    • Tony Williams

      @Pandaz3: “They started putting cannon in B-25’s in 1942 also so nothing really remarkable about the HS 129.”

      There were at least two remarkable things about the Hs 129 with the BK 7,5: the gun had a magazine-fed autoloader while the B-25’s was manually loaded; and the Hs 129 was a very small plane to take such a very big gun.

      • Pandaz3

        The P-39’s 37MM was auto loading and the plane designed in 1938. It was designed as a Pursuit plane (“P” series), or interceptor, not a Attack plane (“A” series), but as a altitude impaired plane it was often adapted to ground targets. It did have success against Japanese fighters and bombers in the pacific, but there were not many P-39’s in USAAF service and parts were a problem. Most went to the USSR

  • Mel Kimlinger

    “For this reason, they had a “bathtub” design which pushed the pilot as far toward the front of the cockpit as possible to increase visibility but also made it out of steel and very angular to deflect bullets. The canopy itself was made out of 3-inch armored glass”.

    Hmmm. Wonder if the original designers (Fairchild) of the A-10 Warthog looked at this aircraft as they designed the A-10? The Warthog also has a “bathtub” (made of titanium) around the cockpit to protect the pilot.

    • Mahks Von Aye

      this and the junkers ground attack aircraft design were both ripped off by the criminal all-lies

  • jae34

    I’d imagine when the Pak40 variant is fired it wouldn’t have been very pleasant to sit in that aircraft even though it would most likely had a recoil-dampening system for such a impressive gun. Curious how much of the speed and control of the aircraft is affected when the pilot actually presses the trigger on the Pak gun.
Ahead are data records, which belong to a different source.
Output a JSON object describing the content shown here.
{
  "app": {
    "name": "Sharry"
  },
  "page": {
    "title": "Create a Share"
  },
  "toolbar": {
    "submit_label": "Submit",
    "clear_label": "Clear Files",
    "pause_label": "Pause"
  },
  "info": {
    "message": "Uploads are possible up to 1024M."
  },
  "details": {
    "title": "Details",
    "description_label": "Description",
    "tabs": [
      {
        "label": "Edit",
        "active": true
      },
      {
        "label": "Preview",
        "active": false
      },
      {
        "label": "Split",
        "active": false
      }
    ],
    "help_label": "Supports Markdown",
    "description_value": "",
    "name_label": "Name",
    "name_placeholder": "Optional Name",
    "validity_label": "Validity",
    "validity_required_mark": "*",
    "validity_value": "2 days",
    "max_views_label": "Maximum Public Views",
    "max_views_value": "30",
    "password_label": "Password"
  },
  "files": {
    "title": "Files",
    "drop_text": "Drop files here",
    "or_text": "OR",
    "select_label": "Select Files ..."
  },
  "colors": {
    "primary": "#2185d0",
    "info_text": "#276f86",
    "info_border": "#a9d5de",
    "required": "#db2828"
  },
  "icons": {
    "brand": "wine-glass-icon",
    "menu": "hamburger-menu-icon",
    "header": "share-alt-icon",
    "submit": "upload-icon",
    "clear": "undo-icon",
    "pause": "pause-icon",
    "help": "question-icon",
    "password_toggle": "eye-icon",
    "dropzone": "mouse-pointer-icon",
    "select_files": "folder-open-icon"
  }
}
  • uisconfruzed

    They were an inventive, engineering masters.
    Too bad they were evil to the bone.

  • Richard Lutz

    Great idea, but lousy execution as the engines were underpowered and unreliable.

  • Mahks Von Aye

    the video was not of a BK7.5cm equipped PanzerKnacker

  • Mahks Von Aye

    lol….the 75 still out did it….

  • Mahks Von Aye

    “Bordkanone 7,5 was the heaviest and most powerful forward-firing weapon fitted to a production military aircraft during World War II. The only other aircraft to be factory-equipped with similar-calibre guns were the 1,420 examples of the North American B-25G and B-25H Mitchell, which mounted either a 75 mm (2.95 in) M4 cannon, or lightweight T13E1 or M5 versions of the same gun. These weapons, however were hand-loaded, had shorter barrels and/or a lower muzzle velocity than the BK 7,5, resulting in lower ballistic performance, accuracy and rate of fire. The BK 7,5 was unsurpassed as a production aircraft-fitted gun until 1971, when the four-engine Lockheed AC-130E Spectre – equipped with a sideways-aimed, hand-loaded 105 mm (4.13 in) M102 howitzer of about 1,496 kg (3,298 lb); entered service with the U.S. Air Force. The 1,200 kg (2,600 lb) BK 7,5 cannon installation in the Hs 129B-3 was the heaviest forward-firing autocannon ever made for a series production military aircraft, until the introduction of the Fairchild Republic A-10 “Warthog”, with its General Electric GAU-8 Avenger seven-barrelled 30 mm (1.18 in) anti-tank Gatling cannon main armament coming in at a total weight of up to 1,830 kg (4,030 lb) with an ammunition load of some 1,100 shells included in a drum magazine integral to the weapon system, much like the much smaller 12-round magazine of the BK 7,5″

  • Mahks Von Aye

    by 1943 they had only 10,000 tanks left